Irritable bowel syndrome (IBS) is a common condition that affects the large intestine, or colon. Symptoms usually include abdominal pain, cramps, bloating, constipation, diarrhea, and gas. Other symptoms of IBS may include urgent bowel movements or the feeling of incomplete evacuation.
The bowel muscles that are responsible for moving food through the intestinal tract may contract more forcefully or longer than usual, in patients with IBS. This pushes food through the system more rapidly. The passage of food slows in some cases and stools become dry and hard.
Despite being uncomfortable, IBS doesn’t cause inflammation, nor will it permanently damage the colon.
GERD is a disease that may cause significant damage to the tissues and cells of the esophagus over time. GERD occurs when stomach acids back up into the esophagus due to a poor-functioning lower esophageal sphincter (LES). The LES is a band of muscle that acts as a valve between the esophagus and the stomach.
The main symptom of both acid reflux and GERD is frequent heartburn. Other symptoms may include burning in the throat or a sour liquid taste in back of the mouth. While occasional acid reflux is normal, GERD typically requires treatment to relieve symptoms such as coughing, wheezing, and difficulty swallowing.
IBS isn’t a psychological illness, nor is it considered a true disease. It’s classified as a “functional disorder,” in which symptoms are real, but lack an identifiable physiological cause. Although the causes of irritable bowel syndrome are unknown, it’s almost always exacerbated by stress.
IBS also often coexists with the chronic form of acid reflux, known as “gastroesophageal reflux disease” (GERD). This coexistence suggests that the two conditions may share a common disease mechanism.
According to a 2009 study published in Digestive Diseases and Sciences, “a first diagnosis of either IBS or GERD significantly increases the risk of a subsequent diagnosis of the other condition.”
Women are more likely than men to suffer from IBS. Often, women will find that IBS symptoms are worse during menstruation.
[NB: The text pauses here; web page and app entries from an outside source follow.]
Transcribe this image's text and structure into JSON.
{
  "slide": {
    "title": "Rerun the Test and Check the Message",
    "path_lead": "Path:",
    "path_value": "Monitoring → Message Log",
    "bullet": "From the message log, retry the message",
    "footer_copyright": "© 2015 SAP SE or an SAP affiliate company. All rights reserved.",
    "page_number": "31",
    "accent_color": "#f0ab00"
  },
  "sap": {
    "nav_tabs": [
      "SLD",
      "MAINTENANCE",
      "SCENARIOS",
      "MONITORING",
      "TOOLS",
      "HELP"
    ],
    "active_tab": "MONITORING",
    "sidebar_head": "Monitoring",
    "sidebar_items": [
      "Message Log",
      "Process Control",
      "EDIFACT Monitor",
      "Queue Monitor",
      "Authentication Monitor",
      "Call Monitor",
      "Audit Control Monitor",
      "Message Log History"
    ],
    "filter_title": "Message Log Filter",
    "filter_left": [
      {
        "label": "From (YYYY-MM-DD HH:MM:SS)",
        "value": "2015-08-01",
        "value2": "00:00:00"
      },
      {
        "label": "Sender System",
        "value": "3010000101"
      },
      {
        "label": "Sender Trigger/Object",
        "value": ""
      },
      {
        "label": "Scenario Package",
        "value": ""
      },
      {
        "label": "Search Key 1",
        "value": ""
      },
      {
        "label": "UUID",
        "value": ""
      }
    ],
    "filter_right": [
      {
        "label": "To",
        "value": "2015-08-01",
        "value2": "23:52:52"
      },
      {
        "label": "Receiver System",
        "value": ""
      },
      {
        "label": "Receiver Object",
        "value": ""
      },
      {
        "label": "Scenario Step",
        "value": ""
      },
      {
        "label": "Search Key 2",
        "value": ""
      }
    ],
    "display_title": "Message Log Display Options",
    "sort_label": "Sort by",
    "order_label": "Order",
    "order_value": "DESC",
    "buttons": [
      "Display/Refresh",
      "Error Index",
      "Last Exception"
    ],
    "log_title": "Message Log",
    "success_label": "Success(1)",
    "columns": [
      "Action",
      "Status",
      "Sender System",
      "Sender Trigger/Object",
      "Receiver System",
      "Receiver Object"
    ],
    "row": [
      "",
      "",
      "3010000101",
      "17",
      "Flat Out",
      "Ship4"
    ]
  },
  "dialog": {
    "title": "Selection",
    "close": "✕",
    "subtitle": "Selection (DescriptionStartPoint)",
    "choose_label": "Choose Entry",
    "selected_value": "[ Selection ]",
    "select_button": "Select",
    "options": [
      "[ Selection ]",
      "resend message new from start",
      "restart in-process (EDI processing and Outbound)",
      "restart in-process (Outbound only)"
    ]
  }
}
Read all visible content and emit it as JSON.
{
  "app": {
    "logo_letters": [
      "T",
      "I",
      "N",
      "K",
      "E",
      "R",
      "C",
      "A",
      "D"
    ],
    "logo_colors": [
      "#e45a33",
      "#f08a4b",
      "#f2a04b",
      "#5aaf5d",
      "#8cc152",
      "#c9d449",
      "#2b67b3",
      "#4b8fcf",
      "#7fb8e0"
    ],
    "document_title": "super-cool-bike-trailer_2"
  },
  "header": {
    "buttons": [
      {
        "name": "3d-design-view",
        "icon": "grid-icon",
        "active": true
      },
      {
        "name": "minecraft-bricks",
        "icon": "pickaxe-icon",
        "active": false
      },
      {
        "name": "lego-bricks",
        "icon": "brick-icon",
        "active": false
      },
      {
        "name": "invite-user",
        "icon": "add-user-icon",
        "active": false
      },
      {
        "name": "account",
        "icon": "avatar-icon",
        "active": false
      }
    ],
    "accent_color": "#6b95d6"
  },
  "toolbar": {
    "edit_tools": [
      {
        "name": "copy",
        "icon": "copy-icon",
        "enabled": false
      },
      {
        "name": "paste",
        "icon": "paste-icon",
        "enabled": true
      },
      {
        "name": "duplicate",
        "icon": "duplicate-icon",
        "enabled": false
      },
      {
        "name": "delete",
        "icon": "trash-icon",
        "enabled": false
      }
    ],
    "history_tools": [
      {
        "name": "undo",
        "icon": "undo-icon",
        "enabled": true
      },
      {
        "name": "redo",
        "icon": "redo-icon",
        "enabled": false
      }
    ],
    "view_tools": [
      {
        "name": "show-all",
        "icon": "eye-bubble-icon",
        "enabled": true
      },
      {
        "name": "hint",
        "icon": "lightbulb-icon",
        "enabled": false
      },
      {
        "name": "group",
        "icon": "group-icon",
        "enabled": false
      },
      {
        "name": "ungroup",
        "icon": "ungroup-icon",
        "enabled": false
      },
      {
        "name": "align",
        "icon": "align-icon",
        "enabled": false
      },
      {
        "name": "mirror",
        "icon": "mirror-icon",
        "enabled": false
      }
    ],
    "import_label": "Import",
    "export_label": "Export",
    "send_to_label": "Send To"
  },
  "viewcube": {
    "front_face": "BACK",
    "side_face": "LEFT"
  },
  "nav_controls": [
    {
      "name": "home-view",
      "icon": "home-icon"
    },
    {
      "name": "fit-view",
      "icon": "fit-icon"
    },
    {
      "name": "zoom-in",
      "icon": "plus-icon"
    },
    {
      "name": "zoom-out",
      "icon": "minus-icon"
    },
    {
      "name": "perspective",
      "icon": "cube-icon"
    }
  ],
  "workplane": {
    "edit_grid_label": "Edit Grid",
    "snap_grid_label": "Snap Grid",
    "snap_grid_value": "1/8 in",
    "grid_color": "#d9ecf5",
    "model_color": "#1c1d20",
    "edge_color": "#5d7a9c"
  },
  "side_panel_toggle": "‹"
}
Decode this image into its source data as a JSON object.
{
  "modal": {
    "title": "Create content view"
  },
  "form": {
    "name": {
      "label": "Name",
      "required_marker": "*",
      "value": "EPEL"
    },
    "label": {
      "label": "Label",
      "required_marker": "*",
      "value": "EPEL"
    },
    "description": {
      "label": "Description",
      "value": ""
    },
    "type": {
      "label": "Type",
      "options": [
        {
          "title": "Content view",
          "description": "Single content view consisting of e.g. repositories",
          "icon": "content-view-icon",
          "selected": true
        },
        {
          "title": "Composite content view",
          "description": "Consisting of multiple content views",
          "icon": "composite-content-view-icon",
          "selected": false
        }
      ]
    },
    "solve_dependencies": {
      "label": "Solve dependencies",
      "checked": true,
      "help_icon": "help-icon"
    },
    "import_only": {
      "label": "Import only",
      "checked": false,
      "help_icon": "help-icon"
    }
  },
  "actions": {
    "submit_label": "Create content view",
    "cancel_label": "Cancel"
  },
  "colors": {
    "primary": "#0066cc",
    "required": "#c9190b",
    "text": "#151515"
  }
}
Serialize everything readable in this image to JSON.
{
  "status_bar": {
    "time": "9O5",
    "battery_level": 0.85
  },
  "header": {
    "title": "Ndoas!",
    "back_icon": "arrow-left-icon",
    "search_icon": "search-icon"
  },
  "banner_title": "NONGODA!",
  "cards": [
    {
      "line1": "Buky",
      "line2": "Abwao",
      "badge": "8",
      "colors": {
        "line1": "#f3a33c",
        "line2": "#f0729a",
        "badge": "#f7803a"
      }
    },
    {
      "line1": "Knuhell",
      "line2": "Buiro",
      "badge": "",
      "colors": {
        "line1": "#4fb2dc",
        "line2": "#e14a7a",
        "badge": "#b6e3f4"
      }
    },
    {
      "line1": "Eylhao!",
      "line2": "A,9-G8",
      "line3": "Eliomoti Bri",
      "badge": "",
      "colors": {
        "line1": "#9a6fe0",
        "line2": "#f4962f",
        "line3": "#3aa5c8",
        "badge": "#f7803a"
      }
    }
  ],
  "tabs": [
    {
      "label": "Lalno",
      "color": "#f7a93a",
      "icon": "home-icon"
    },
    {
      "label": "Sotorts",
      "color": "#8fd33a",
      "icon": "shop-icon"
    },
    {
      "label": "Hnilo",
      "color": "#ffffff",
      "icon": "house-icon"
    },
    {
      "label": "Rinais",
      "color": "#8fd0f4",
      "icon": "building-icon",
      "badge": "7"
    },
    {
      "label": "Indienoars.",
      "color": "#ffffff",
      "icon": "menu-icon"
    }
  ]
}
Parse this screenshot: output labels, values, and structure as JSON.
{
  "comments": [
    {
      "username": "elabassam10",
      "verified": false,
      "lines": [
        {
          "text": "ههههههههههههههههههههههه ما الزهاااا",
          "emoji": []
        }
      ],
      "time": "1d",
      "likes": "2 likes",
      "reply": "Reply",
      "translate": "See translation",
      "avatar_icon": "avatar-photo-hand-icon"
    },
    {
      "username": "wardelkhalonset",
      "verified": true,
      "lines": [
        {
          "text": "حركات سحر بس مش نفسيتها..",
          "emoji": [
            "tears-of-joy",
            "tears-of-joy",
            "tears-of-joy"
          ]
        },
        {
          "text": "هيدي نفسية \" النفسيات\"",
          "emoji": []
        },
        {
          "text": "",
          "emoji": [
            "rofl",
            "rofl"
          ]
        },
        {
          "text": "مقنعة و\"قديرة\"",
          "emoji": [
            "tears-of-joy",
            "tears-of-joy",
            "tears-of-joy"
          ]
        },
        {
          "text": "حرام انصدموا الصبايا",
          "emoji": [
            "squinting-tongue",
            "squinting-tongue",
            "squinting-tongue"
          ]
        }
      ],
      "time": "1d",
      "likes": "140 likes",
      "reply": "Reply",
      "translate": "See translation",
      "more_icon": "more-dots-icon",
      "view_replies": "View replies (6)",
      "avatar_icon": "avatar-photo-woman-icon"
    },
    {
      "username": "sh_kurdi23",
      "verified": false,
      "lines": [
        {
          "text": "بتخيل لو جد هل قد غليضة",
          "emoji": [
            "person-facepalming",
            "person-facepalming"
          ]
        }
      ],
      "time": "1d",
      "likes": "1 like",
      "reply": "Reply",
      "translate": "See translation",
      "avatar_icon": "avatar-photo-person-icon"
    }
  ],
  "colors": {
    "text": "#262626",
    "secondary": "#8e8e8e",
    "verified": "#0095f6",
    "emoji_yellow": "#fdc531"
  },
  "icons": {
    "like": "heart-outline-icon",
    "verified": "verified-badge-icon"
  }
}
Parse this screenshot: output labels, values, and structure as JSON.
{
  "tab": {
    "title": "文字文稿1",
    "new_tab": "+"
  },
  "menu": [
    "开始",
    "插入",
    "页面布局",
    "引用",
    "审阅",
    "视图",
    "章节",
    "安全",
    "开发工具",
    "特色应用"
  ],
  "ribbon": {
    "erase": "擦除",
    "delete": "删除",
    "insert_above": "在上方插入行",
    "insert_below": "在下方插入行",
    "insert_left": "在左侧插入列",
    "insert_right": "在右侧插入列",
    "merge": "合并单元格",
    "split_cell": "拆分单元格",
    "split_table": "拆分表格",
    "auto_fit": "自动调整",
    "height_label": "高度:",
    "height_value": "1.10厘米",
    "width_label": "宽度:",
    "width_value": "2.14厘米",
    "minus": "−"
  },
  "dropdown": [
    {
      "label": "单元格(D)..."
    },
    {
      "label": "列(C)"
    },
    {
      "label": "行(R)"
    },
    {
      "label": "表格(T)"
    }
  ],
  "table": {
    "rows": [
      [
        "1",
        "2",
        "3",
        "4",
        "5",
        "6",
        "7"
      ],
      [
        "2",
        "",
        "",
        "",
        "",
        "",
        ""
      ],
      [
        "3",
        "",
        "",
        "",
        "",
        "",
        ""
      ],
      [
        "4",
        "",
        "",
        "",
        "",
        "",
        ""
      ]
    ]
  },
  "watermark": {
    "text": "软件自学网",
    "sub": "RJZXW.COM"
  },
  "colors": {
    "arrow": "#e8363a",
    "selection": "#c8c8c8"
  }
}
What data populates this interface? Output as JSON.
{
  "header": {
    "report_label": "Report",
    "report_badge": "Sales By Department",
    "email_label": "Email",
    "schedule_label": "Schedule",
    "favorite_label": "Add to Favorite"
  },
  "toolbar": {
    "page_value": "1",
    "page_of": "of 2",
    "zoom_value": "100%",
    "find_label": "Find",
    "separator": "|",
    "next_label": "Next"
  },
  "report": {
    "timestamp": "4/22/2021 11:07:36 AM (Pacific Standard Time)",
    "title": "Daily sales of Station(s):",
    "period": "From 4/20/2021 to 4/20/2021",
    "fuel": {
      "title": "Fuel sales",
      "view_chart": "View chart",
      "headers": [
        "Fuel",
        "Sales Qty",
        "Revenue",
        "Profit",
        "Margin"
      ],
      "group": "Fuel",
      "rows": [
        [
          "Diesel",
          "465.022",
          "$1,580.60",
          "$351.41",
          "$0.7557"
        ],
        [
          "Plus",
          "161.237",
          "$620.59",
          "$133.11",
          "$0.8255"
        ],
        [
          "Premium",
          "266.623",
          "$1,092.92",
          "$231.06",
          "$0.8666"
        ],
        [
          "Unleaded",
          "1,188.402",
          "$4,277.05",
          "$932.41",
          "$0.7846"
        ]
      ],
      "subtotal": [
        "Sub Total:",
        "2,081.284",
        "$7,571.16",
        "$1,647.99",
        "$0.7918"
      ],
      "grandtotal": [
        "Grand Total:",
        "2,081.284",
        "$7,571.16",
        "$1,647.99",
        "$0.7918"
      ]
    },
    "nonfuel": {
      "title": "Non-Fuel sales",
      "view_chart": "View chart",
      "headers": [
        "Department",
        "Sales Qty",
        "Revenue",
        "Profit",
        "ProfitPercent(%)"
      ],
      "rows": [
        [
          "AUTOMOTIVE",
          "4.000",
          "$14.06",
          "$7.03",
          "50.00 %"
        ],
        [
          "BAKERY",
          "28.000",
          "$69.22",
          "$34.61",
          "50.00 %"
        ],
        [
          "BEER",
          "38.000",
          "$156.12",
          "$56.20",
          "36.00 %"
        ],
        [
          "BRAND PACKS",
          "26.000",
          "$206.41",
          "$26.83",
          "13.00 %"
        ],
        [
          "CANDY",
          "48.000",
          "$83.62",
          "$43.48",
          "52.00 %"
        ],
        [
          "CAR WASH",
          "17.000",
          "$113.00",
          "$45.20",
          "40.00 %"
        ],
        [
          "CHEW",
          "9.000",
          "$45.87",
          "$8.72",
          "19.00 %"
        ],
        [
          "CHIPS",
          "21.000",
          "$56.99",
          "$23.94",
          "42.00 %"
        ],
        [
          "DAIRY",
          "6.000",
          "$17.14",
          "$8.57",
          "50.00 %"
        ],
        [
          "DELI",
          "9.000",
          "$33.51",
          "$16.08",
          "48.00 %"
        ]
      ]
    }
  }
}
This has led researchers to believe that hormones may play a role in the development of IBS.
Foods to Avoid
Perhaps not surprisingly, IBS and acid reflux are often triggered by the same kinds of foods. Those suffering from one or both conditions may find relief by avoiding the following:
- alcoholic beverages
- caffeinated beverages, such as coffee
- carbonated beverages, such as colas
- citrus fruits
- fatty and fried foods
- garlic and onions
- mints such as peppermint or spearmint
- spicy foods
- tomato-based foods, such as pizza and spaghetti sauces
A Note About Lactose Intolerance and IBS
The problem may be lactose intolerance if trigger foods include dairy products such as milk, cheese, or ice cream—and not IBS. Individuals who experience cramping or bloating after eating dairy products should abstain for a period of two weeks to see if symptoms subside.
If symptoms do not subside, speak with your doctor about the possibility of lactose intolerance.
Treatments for Acid Reflux and IBS
While medications may provide relief in many cases, the preferred treatment for most people suffering from both acid reflux and IBS is lifestyle and dietary modification. In addition to avoiding the above foods, sufferers of both conditions may find relief by losing weight, quitting smoking, and learning stress reduction techniques such as deep breathing, exercise, or yoga.
Although lifestyle and dietary changes can benefit many people with IBS, those who aren’t helped may find relief with medications such as the intestinal antispasmodic Levsin or dicyclomine HCLs like Bentyl. Proton pump inhibitors (PPIs) such as Prilosec are the drugs of choice for GERD sufferers.
Antacids including Rolaids or Tums may be enough to relieve symptoms for those with occasional mild acid reflux.